Virgin Galactic expanded and continued its attack on its former VP of Propulsion, Thomas Markusic, and his new company, Firefly Space Systems, this month. Markusic co-founded Firefly around the time he left Virgin Galactic, and the two companies compete in the market for rockets capable of launching small and medium sized satellites into lower earth orbit. As the demand for services from such satellites increases steadily; the race to provide a more cost effective method for delivering those satellites into space is also growing and becoming more competitive.
According to Virgin Galactic’s complaint and other court documents, Virgin Galactic has already landed several blows against Markusic as part of an arbitration alleging that Markusic breached his employment agreement by stealing and using Virgin Galactic’s confidential trade secret information to create Firefly and solicit investors and customers. During that proceeding, the arbitrator determined that Markusic destroyed evidence by reformatting or physically destroying storage devices that had been connected to Markusic’s Virgin Galactic computer.
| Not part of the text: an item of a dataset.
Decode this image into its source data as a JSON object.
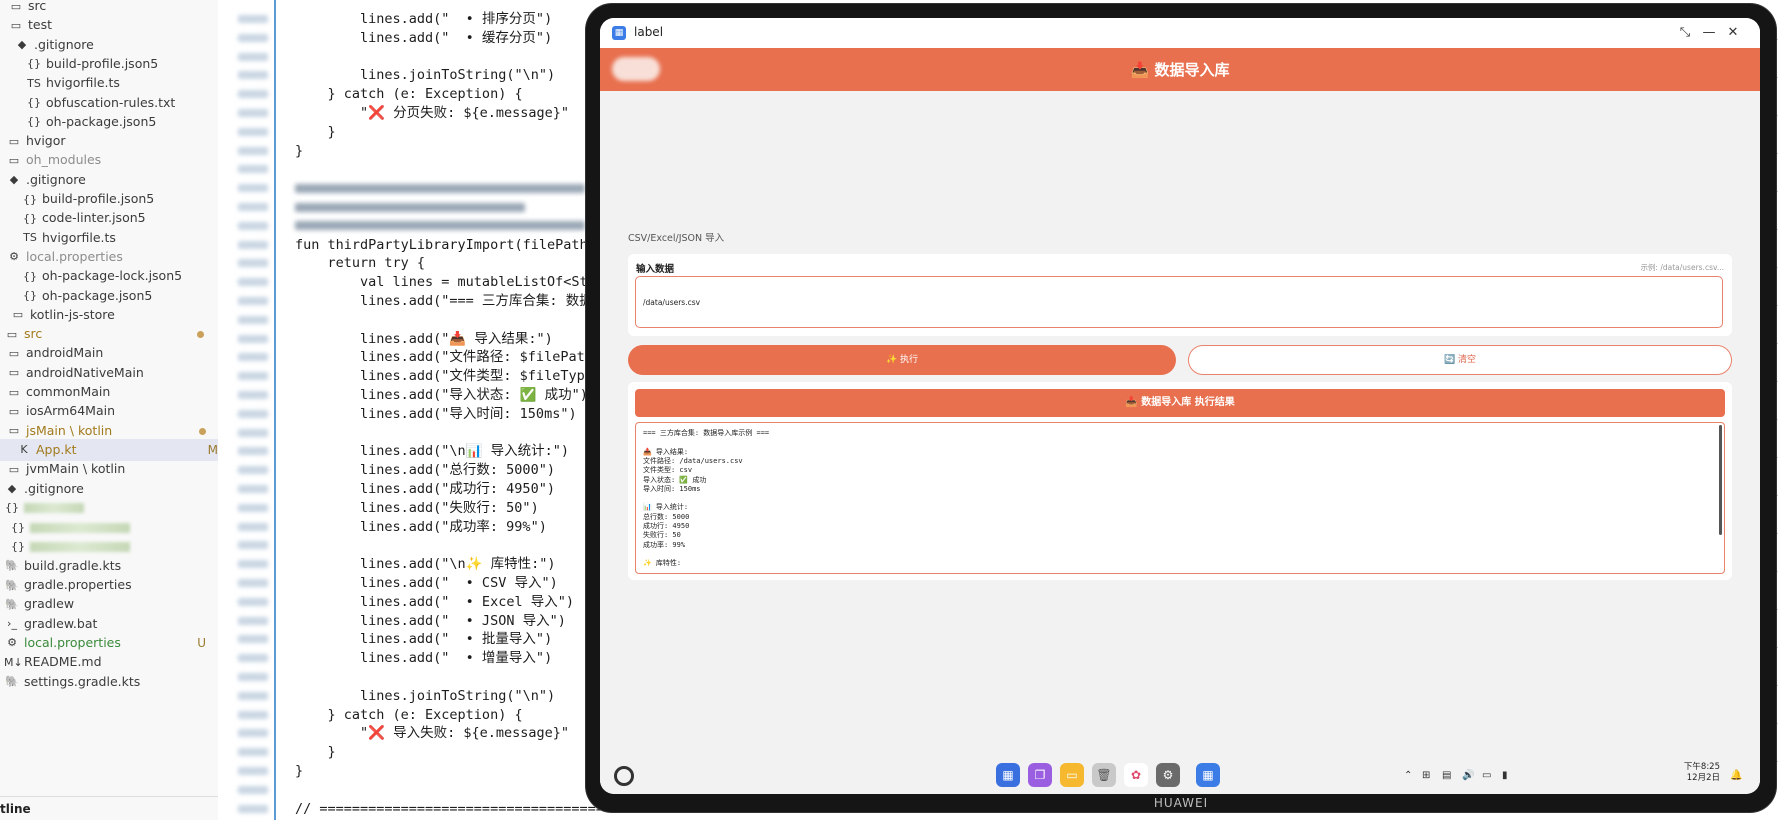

Destroying such evidence is never a good idea because it often leads to sanctions that are equally—if not more—damaging than the destroyed evidence. This case was no exception, and the arbitrator ultimately issued terminating sanctions striking Markusic’s answer and counterclaims as a result.
Virgin Galactic filed its subsequent lawsuit against Firefly and Firefly’s other two co-founders (Michael Blum and P.J. King), neither of whom were parties to the arbitration proceedings with Markusic. Virgin Galactic alleges that Markusic, Blum, and King founded Firefly while Markusic was still employed at Virgin Galactic, and used Virgin Galactic proprietary information to solicit investors and customers and to build Firefly’s technology. Virgin Galactic seeks a temporary restraining order, preliminary injunction, and permanent injunction forcing Firefly to return the allegedly stolen confidential trade secret information along with any profits or proceeds obtained using the information.
While we will continue to monitor this case, it may not last long. Earlier this month, Firefly laid off its staff of 159 employees. The company explained that one of its larger investors backed out of the company’s Series A financing leaving Firefly with approximately half the amount of money it intended to raise.